over the actions and decisions of other agencies by being too
prescriptive, detailed or site-specific.
Particular attention will need to be given to
overcoming the potentially very large democratic deficit in the
preparation and adoption of the RSS. As already noted regional
planning bodies are and will remain non-elected bodies in many
regions. Local people currently feel distanced from the regional
body and unable to contribute in any effective way to the process
of preparing the RSS. Sub-regional strategies should be owned
by the responsible local authorities. There is also concern about
the potential lack of knowledge at regional level of the particular
problems and issues arising in discrete sub-regional areas. Local
authorities have their finger on the local pulse and are in a
much better position to respond to local problems and concerns.
3. WHETHER THE
The emphasis placed on regional plans and "criteria
based" Local Development Frameworks in the Green Paper could
make real community participation in plan preparation more rather
than less difficult to achieve.
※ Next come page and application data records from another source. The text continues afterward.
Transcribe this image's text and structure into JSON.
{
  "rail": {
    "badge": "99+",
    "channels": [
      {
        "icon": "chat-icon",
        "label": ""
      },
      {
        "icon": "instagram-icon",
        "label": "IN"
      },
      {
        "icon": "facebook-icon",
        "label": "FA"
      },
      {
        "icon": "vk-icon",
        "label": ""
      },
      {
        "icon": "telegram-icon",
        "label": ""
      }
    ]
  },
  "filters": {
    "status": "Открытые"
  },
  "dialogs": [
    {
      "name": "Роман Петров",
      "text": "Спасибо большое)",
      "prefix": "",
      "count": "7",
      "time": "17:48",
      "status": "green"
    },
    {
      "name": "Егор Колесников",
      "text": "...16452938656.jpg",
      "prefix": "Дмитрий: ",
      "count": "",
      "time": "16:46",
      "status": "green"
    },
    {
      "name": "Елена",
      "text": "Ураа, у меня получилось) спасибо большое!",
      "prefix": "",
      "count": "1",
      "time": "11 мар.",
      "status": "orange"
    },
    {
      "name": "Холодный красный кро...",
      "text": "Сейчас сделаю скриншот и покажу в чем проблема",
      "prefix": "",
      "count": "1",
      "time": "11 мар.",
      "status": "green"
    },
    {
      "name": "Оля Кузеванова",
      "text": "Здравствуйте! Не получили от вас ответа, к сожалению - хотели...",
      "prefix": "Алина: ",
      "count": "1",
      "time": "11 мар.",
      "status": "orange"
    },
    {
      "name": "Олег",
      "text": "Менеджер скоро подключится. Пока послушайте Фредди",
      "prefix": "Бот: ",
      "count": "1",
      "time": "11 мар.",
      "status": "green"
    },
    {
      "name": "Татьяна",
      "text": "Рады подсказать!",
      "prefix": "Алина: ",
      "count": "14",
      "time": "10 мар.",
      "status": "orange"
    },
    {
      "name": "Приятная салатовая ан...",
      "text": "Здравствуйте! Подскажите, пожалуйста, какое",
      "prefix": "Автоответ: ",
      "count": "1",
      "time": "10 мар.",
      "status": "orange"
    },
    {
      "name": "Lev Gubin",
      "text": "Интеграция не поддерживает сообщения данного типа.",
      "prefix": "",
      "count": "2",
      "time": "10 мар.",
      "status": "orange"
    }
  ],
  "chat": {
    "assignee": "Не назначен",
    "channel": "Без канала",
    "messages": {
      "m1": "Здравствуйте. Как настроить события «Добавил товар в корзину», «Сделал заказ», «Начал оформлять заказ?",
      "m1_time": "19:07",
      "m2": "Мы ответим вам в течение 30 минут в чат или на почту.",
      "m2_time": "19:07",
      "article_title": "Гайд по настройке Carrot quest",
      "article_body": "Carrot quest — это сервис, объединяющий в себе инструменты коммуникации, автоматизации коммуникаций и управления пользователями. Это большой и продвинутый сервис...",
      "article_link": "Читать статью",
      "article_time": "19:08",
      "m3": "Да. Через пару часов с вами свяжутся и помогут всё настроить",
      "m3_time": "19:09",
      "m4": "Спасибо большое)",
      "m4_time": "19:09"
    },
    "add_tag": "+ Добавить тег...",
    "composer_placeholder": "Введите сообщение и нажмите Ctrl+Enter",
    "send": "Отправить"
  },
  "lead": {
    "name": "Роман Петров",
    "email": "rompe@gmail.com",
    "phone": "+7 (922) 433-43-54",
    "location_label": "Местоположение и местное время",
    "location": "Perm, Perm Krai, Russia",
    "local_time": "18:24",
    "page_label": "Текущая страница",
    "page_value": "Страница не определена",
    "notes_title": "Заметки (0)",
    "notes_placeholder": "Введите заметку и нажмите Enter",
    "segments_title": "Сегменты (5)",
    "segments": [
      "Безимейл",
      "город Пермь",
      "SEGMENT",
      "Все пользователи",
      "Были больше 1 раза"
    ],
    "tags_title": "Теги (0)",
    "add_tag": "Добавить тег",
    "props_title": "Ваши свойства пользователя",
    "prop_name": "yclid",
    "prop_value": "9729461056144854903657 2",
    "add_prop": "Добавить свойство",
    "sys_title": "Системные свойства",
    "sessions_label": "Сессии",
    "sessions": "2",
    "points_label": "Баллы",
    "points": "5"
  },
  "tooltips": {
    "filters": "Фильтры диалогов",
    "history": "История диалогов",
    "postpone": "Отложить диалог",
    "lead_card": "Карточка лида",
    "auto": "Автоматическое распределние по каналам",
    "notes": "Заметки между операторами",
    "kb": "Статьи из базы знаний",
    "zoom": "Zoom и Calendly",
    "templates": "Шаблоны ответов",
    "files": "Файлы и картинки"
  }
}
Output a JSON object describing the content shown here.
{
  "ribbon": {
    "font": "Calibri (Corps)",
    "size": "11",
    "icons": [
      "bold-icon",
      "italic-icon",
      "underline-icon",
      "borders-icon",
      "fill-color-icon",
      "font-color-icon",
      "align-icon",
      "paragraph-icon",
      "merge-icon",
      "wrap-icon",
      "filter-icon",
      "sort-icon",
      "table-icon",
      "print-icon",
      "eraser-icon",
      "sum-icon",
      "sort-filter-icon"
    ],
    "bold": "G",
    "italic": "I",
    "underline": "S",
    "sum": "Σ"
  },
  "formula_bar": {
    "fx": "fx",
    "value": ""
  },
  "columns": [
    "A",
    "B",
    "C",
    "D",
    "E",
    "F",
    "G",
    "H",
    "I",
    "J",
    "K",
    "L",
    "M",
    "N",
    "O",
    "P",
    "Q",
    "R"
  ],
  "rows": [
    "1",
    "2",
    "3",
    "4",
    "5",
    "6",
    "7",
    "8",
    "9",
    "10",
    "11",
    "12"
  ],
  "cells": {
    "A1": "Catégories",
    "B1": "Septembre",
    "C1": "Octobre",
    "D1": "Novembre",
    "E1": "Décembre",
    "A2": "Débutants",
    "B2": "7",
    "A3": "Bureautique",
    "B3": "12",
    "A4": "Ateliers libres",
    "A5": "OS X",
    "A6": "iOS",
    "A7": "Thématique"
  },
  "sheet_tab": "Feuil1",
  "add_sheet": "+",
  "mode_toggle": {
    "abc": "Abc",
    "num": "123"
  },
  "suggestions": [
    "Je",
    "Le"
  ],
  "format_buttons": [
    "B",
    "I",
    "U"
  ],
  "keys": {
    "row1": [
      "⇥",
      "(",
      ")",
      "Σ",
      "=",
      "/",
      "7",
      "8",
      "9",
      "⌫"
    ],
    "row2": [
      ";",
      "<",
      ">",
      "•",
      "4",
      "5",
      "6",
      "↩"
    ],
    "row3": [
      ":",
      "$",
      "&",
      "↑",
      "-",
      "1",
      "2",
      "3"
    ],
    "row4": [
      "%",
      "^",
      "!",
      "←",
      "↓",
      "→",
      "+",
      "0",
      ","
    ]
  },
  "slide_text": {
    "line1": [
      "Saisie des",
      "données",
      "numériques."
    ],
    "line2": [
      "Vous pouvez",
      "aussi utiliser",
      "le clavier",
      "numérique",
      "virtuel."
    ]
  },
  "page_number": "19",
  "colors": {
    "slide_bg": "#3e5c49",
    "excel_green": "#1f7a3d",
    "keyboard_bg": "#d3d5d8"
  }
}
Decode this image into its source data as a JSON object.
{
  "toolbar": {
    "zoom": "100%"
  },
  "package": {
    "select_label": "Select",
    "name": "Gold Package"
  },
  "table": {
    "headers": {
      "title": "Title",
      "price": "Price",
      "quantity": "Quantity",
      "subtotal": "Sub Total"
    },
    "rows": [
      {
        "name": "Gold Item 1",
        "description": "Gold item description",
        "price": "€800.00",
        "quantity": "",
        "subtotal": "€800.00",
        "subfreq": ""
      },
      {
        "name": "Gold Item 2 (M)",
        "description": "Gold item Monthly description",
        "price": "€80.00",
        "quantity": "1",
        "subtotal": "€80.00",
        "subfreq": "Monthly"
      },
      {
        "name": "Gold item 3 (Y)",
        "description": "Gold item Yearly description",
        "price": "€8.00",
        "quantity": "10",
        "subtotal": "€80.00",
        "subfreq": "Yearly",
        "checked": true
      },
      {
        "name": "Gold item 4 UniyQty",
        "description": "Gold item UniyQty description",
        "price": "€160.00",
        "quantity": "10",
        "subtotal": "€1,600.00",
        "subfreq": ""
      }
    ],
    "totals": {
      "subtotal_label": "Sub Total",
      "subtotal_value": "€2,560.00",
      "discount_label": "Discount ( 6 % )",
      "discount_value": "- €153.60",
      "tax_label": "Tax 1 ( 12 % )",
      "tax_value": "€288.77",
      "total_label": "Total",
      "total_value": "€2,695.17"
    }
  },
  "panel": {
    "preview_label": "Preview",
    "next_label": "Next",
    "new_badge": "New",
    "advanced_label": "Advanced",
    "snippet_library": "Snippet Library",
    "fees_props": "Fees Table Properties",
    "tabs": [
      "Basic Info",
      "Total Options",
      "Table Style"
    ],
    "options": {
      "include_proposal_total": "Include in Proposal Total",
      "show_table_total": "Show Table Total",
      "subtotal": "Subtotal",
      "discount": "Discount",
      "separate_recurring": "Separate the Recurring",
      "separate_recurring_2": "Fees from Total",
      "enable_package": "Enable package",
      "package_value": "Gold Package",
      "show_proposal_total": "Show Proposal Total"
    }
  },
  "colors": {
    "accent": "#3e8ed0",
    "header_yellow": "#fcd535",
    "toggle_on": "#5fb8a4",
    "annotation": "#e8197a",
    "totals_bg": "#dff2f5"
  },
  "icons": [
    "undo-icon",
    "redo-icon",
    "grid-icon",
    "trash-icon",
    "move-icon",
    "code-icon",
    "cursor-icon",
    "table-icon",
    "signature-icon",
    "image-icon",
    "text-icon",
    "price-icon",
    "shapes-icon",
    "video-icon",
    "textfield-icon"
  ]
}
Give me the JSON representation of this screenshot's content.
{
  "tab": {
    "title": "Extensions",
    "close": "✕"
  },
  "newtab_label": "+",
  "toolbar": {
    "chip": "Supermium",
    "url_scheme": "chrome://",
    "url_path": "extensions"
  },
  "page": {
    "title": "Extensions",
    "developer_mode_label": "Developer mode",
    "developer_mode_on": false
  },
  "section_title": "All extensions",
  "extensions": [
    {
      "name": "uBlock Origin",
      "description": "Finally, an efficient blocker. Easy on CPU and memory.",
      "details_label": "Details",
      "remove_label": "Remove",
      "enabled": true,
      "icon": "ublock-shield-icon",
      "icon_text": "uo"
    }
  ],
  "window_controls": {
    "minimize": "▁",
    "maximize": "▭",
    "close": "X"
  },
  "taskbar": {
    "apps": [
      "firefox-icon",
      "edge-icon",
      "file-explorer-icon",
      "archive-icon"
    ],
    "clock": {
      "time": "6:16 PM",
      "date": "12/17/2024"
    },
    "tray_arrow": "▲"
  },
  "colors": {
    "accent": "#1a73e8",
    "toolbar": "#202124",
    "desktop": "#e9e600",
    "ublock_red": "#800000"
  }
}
Increased plan making responsibility
for regional bodies is likely to reduce the sense of local ownership
of strategic planning and increase remoteness from decision-making.
Thus one half of the proposed new development plan system would
become more distant from local communities which would be expected
to concentrate mainly on detailed local matters after the important
major spatial decisions have been taken at the higher level.
The enhanced community participation sought
by the Green Paper is particularly applicable to site-specific
Action Area plans. Structure plan experience suggests that it
will be more difficult to apply some techniques in dispersed rural
areas, particularly when preparing the more general criteria based
LDF's. In such areas more traditional methods might be most appropriate
including area committees, focus groups, exhibitions and consultative
documentation and meetings.
There is a conflict between the Government's
wish to encourage more and better community engagement while at
the same time speeding up the processes of plan preparation and
adoption and reducing rights in respect of major infrastructure
projects. There is no explanation in the Green Paper of how this
will be resolved. Although the two strands are not irreconcilable
a great deal more thought needs to be given to establishing where
the balance should be struck.
Everybody, and not just the business community,
needs access to a system and processes that command public confidence
and are fair open and accountable. The system needs to understand
the needs of businesses and to respond efficiently to their reasonable
demands. However it also needs to protect communities and the
natural and built environment and to champion sustainable development
and sustainable development practices. As in all things it is
a matter of balance.
North Yorkshire County Council